Problem to work on: In your copy of the data below, reproduce every entry exactly and omit the pictures.

Records shown:
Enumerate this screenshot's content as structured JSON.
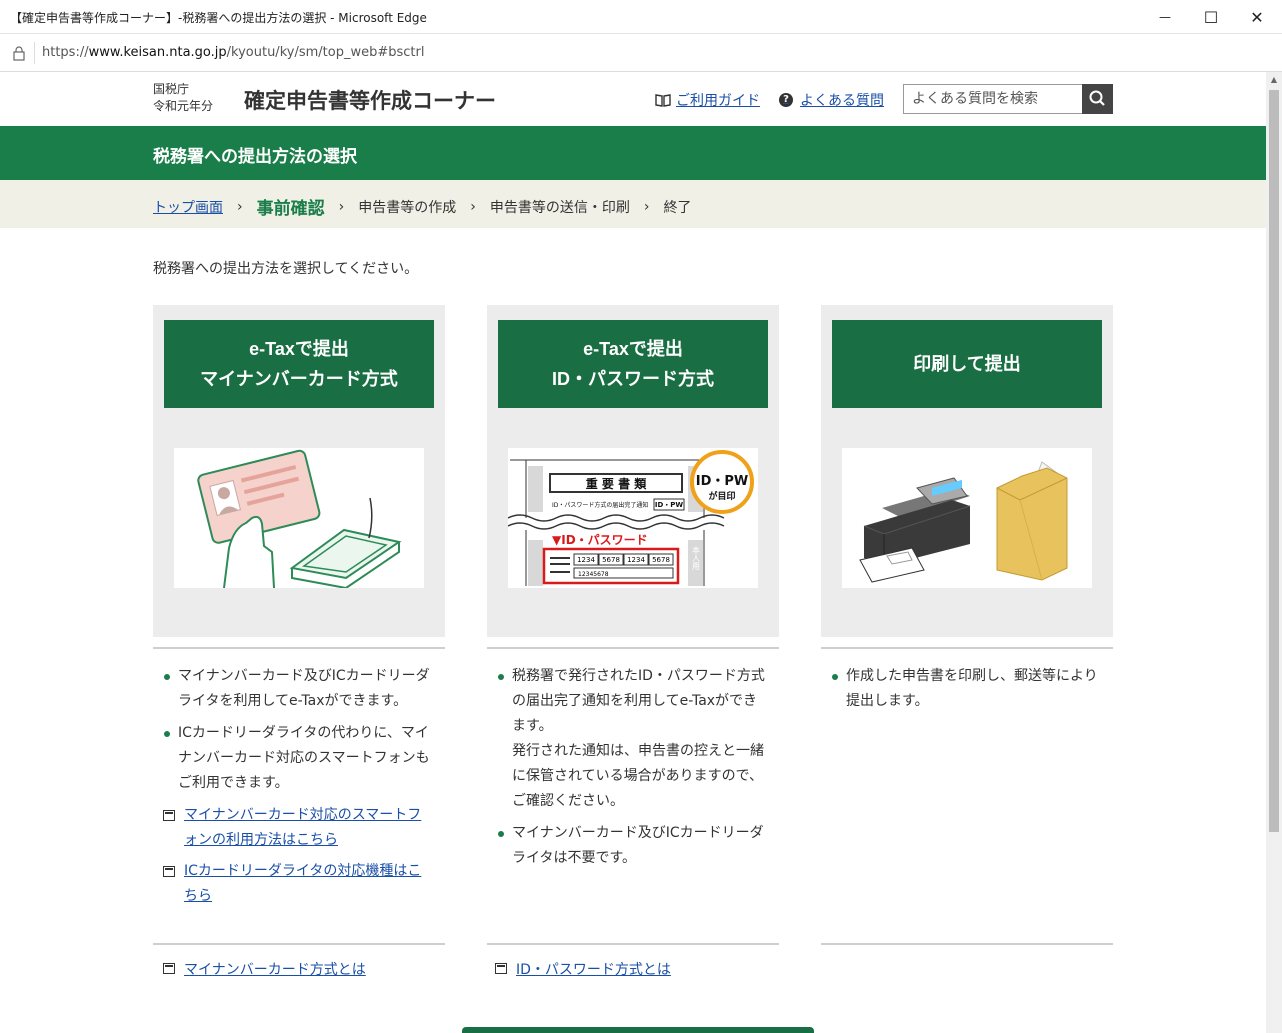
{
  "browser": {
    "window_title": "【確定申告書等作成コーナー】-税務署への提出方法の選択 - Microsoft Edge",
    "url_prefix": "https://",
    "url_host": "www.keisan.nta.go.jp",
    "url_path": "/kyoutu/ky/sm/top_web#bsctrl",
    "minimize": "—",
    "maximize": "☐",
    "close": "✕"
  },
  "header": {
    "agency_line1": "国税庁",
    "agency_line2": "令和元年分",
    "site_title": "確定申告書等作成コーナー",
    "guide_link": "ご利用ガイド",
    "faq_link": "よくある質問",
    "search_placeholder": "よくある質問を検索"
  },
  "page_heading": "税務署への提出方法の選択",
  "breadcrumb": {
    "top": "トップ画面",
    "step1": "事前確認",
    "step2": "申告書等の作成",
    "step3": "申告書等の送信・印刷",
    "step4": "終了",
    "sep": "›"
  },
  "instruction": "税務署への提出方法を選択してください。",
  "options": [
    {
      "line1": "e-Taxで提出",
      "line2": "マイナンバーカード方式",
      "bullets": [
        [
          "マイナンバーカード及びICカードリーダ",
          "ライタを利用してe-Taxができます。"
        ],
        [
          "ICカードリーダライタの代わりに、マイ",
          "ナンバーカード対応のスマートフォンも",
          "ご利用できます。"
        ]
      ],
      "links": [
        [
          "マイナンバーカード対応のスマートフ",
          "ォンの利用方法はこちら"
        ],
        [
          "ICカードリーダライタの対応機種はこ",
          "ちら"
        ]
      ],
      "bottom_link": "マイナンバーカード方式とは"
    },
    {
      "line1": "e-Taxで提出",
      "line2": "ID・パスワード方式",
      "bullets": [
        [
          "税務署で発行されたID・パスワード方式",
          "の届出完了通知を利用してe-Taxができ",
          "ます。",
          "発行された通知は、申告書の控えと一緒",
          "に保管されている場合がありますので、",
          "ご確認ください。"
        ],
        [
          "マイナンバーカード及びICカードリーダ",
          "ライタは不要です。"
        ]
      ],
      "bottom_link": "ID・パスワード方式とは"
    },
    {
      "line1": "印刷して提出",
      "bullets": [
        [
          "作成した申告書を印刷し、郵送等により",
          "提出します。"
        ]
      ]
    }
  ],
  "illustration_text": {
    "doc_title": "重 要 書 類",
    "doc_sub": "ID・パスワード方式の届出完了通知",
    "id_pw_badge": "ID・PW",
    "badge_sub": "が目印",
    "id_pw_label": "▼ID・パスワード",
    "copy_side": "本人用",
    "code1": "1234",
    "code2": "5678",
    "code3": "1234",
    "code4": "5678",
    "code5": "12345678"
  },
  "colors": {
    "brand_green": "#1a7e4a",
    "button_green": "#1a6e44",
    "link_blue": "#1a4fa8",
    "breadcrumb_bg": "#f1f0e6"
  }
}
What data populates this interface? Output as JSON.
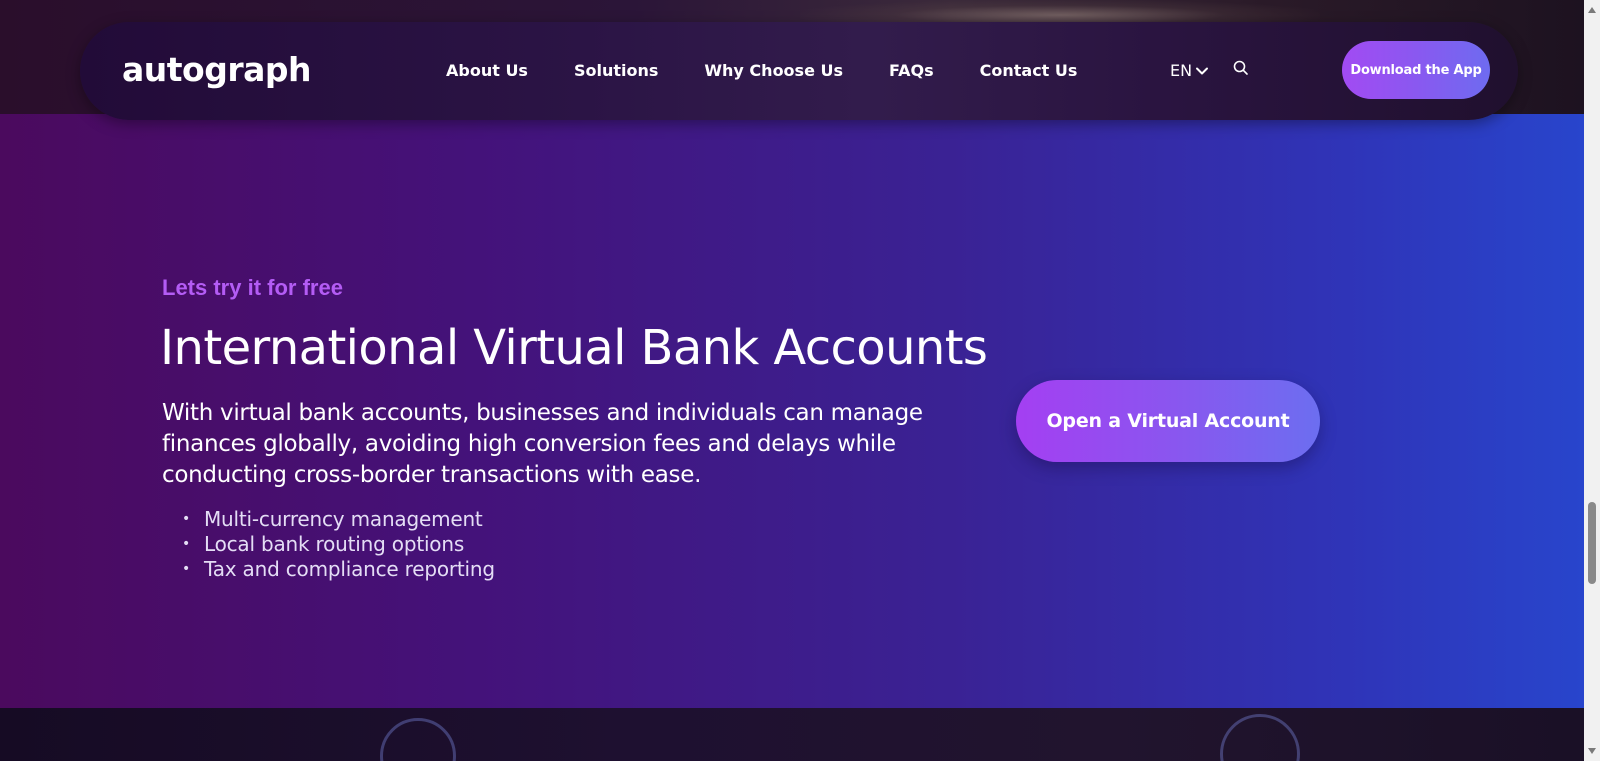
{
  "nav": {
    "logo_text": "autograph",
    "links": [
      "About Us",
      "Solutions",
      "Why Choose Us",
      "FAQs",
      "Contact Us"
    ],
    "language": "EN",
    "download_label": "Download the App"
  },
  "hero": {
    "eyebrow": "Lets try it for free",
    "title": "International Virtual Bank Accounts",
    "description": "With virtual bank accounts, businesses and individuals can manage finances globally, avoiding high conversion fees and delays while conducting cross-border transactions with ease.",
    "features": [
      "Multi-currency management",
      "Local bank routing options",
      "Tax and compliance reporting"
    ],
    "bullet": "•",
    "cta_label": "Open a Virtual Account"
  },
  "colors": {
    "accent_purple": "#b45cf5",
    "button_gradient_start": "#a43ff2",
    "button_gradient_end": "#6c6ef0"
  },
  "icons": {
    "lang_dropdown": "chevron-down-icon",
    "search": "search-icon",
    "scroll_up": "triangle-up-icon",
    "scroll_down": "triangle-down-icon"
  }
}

Task answer:
Enumerate this screenshot's content as structured JSON.
{
  "browser": {
    "window_title": "【確定申告書等作成コーナー】-税務署への提出方法の選択 - Microsoft Edge",
    "url_prefix": "https://",
    "url_host": "www.keisan.nta.go.jp",
    "url_path": "/kyoutu/ky/sm/top_web#bsctrl",
    "minimize": "—",
    "maximize": "☐",
    "close": "✕"
  },
  "header": {
    "agency_line1": "国税庁",
    "agency_line2": "令和元年分",
    "site_title": "確定申告書等作成コーナー",
    "guide_link": "ご利用ガイド",
    "faq_link": "よくある質問",
    "search_placeholder": "よくある質問を検索"
  },
  "page_heading": "税務署への提出方法の選択",
  "breadcrumb": {
    "top": "トップ画面",
    "step1": "事前確認",
    "step2": "申告書等の作成",
    "step3": "申告書等の送信・印刷",
    "step4": "終了",
    "sep": "›"
  },
  "instruction": "税務署への提出方法を選択してください。",
  "options": [
    {
      "line1": "e-Taxで提出",
      "line2": "マイナンバーカード方式",
      "bullets": [
        [
          "マイナンバーカード及びICカードリーダ",
          "ライタを利用してe-Taxができます。"
        ],
        [
          "ICカードリーダライタの代わりに、マイ",
          "ナンバーカード対応のスマートフォンも",
          "ご利用できます。"
        ]
      ],
      "links": [
        [
          "マイナンバーカード対応のスマートフ",
          "ォンの利用方法はこちら"
        ],
        [
          "ICカードリーダライタの対応機種はこ",
          "ちら"
        ]
      ],
      "bottom_link": "マイナンバーカード方式とは"
    },
    {
      "line1": "e-Taxで提出",
      "line2": "ID・パスワード方式",
      "bullets": [
        [
          "税務署で発行されたID・パスワード方式",
          "の届出完了通知を利用してe-Taxができ",
          "ます。",
          "発行された通知は、申告書の控えと一緒",
          "に保管されている場合がありますので、",
          "ご確認ください。"
        ],
        [
          "マイナンバーカード及びICカードリーダ",
          "ライタは不要です。"
        ]
      ],
      "bottom_link": "ID・パスワード方式とは"
    },
    {
      "line1": "印刷して提出",
      "bullets": [
        [
          "作成した申告書を印刷し、郵送等により",
          "提出します。"
        ]
      ]
    }
  ],
  "illustration_text": {
    "doc_title": "重 要 書 類",
    "doc_sub": "ID・パスワード方式の届出完了通知",
    "id_pw_badge": "ID・PW",
    "badge_sub": "が目印",
    "id_pw_label": "▼ID・パスワード",
    "copy_side": "本人用",
    "code1": "1234",
    "code2": "5678",
    "code3": "1234",
    "code4": "5678",
    "code5": "12345678"
  },
  "colors": {
    "brand_green": "#1a7e4a",
    "button_green": "#1a6e44",
    "link_blue": "#1a4fa8",
    "breadcrumb_bg": "#f1f0e6"
  }
}
What data populates this interface? Output as JSON.
{
  "nav": {
    "logo_text": "autograph",
    "links": [
      "About Us",
      "Solutions",
      "Why Choose Us",
      "FAQs",
      "Contact Us"
    ],
    "language": "EN",
    "download_label": "Download the App"
  },
  "hero": {
    "eyebrow": "Lets try it for free",
    "title": "International Virtual Bank Accounts",
    "description": "With virtual bank accounts, businesses and individuals can manage finances globally, avoiding high conversion fees and delays while conducting cross-border transactions with ease.",
    "features": [
      "Multi-currency management",
      "Local bank routing options",
      "Tax and compliance reporting"
    ],
    "bullet": "•",
    "cta_label": "Open a Virtual Account"
  },
  "colors": {
    "accent_purple": "#b45cf5",
    "button_gradient_start": "#a43ff2",
    "button_gradient_end": "#6c6ef0"
  },
  "icons": {
    "lang_dropdown": "chevron-down-icon",
    "search": "search-icon",
    "scroll_up": "triangle-up-icon",
    "scroll_down": "triangle-down-icon"
  }
}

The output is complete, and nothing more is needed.